Render every entry exactly as it appears.

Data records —
►
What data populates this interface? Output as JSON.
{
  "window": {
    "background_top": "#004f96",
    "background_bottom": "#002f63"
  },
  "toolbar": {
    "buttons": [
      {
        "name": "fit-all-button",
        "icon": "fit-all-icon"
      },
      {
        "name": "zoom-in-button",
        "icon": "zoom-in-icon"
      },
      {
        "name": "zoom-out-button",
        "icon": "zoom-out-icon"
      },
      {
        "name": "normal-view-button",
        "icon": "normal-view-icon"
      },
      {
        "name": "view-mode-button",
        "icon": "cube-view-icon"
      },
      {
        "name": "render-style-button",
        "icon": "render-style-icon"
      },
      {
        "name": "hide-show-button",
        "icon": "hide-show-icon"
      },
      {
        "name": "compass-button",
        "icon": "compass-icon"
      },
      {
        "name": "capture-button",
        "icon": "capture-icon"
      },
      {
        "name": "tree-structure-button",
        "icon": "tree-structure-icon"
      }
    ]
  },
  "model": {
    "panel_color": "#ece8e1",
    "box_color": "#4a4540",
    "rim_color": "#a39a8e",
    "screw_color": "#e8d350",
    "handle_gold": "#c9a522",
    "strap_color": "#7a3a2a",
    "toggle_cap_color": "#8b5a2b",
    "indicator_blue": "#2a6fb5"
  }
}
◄
Solution to the problem —
What data populates this interface? Output as JSON.
{
  "window": {
    "background_top": "#004f96",
    "background_bottom": "#002f63"
  },
  "toolbar": {
    "buttons": [
      {
        "name": "fit-all-button",
        "icon": "fit-all-icon"
      },
      {
        "name": "zoom-in-button",
        "icon": "zoom-in-icon"
      },
      {
        "name": "zoom-out-button",
        "icon": "zoom-out-icon"
      },
      {
        "name": "normal-view-button",
        "icon": "normal-view-icon"
      },
      {
        "name": "view-mode-button",
        "icon": "cube-view-icon"
      },
      {
        "name": "render-style-button",
        "icon": "render-style-icon"
      },
      {
        "name": "hide-show-button",
        "icon": "hide-show-icon"
      },
      {
        "name": "compass-button",
        "icon": "compass-icon"
      },
      {
        "name": "capture-button",
        "icon": "capture-icon"
      },
      {
        "name": "tree-structure-button",
        "icon": "tree-structure-icon"
      }
    ]
  },
  "model": {
    "panel_color": "#ece8e1",
    "box_color": "#4a4540",
    "rim_color": "#a39a8e",
    "screw_color": "#e8d350",
    "handle_gold": "#c9a522",
    "strap_color": "#7a3a2a",
    "toggle_cap_color": "#8b5a2b",
    "indicator_blue": "#2a6fb5"
  }
}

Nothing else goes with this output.